Top of Material to process

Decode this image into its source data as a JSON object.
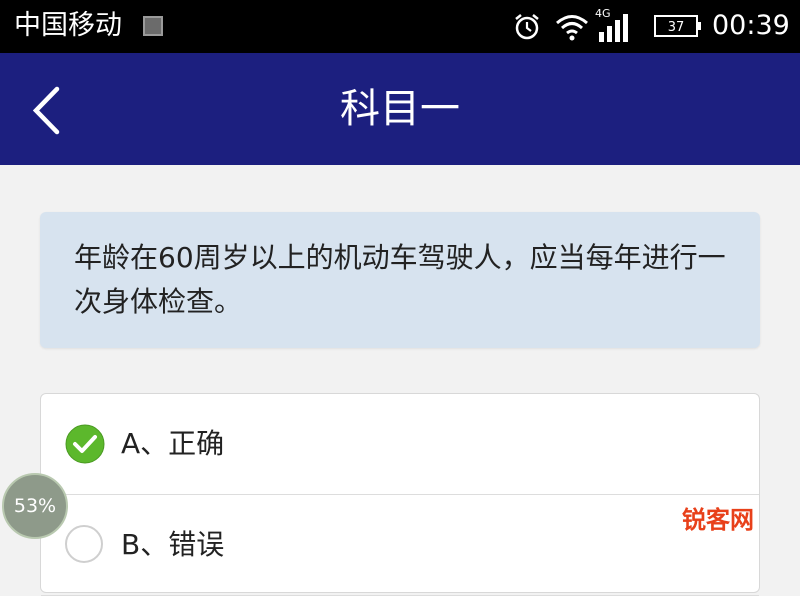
{
  "status_bar": {
    "carrier": "中国移动",
    "network": "4G",
    "battery": "37",
    "time": "00:39"
  },
  "header": {
    "title": "科目一",
    "back_icon": "chevron-left-icon"
  },
  "question": {
    "text": "年龄在60周岁以上的机动车驾驶人，应当每年进行一次身体检查。"
  },
  "options": [
    {
      "label": "A、正确",
      "selected": true,
      "icon": "check-circle-icon"
    },
    {
      "label": "B、错误",
      "selected": false,
      "icon": "radio-empty-icon"
    }
  ],
  "progress": {
    "label": "53%"
  },
  "watermark": {
    "text": "锐客网"
  },
  "colors": {
    "header_bg": "#1c1f7f",
    "question_bg": "#d7e3ef",
    "check_green": "#5cb82c",
    "watermark": "#e8401a"
  }
}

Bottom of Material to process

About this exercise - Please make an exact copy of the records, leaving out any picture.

Completed exercise -
Decode this image into its source data as a JSON object.
{
  "status_bar": {
    "carrier": "中国移动",
    "network": "4G",
    "battery": "37",
    "time": "00:39"
  },
  "header": {
    "title": "科目一",
    "back_icon": "chevron-left-icon"
  },
  "question": {
    "text": "年龄在60周岁以上的机动车驾驶人，应当每年进行一次身体检查。"
  },
  "options": [
    {
      "label": "A、正确",
      "selected": true,
      "icon": "check-circle-icon"
    },
    {
      "label": "B、错误",
      "selected": false,
      "icon": "radio-empty-icon"
    }
  ],
  "progress": {
    "label": "53%"
  },
  "watermark": {
    "text": "锐客网"
  },
  "colors": {
    "header_bg": "#1c1f7f",
    "question_bg": "#d7e3ef",
    "check_green": "#5cb82c",
    "watermark": "#e8401a"
  }
}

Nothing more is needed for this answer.